Definition of smorzando in English:

smorzando

adjective & adverb

Music
  • (especially as a direction) dying away.

    • ‘Only from bar 72 with the transition into the coda can you ease up slightly on the tempo, with a marked smorzando in bar 75 and a poco rallentando in bar 80.’
    • ‘The work begins with the first pianist, marked Rapid, playing a rather Skryabinesque six-note figure ppp and smorzando, with the instruction ` Continue quite independently of the beat of the second Piano part ’, the only example that springs to mind of an aleatoric effect in Bax's music.’
    • ‘After a violent piano interlude and a brief return to the first tempo, the next section (‘Beneath the skin and kept apart… ") is marked ‘Vivo e smorzando" and has the low sustained G#3 requiring some mezzoforte to forte volume - but also with some alternate notes if the singer does not have the volume that low.’
    • ‘Now amidst forte and breathless speed the music whirls furiously in a wash of G-minor arpeggios until calando and smorzando signal the performer to slow, to ebb and finally to ritenuto to the sublime second theme of the Ballade.’

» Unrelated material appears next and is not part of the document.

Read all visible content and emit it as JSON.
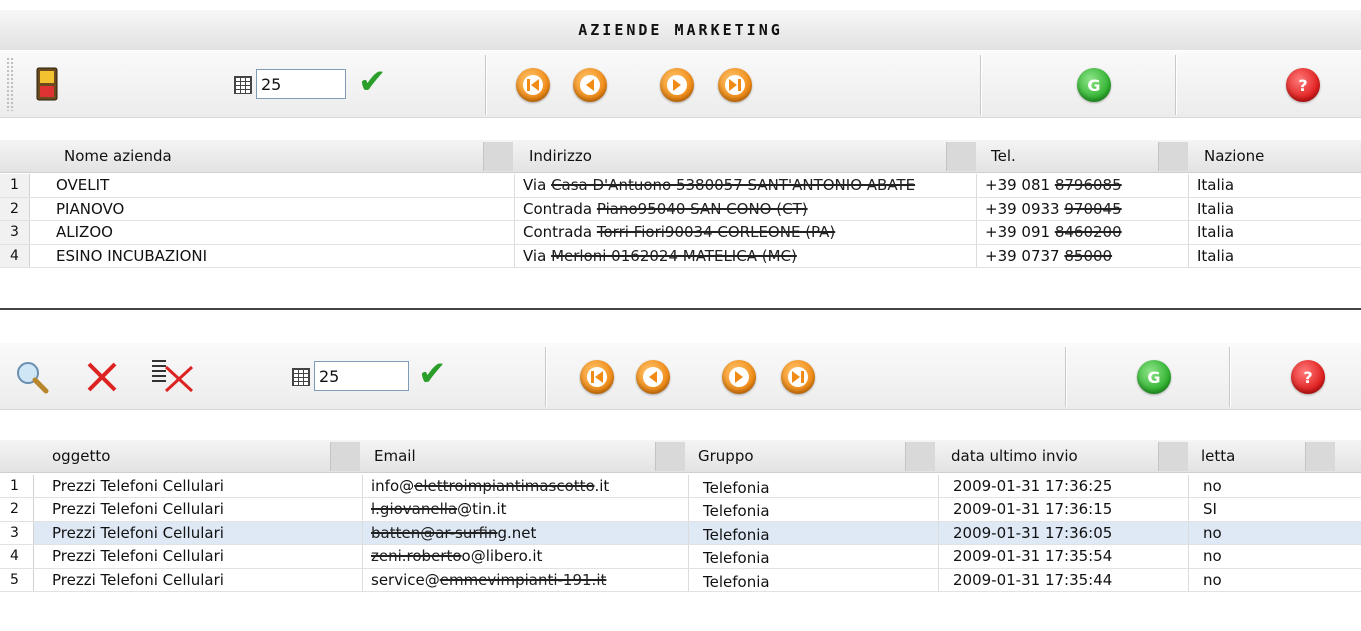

Origin

Italian, literally ‘extinguishing’.

Pronunciation

smorzando

/smɔːˈtsandəʊ/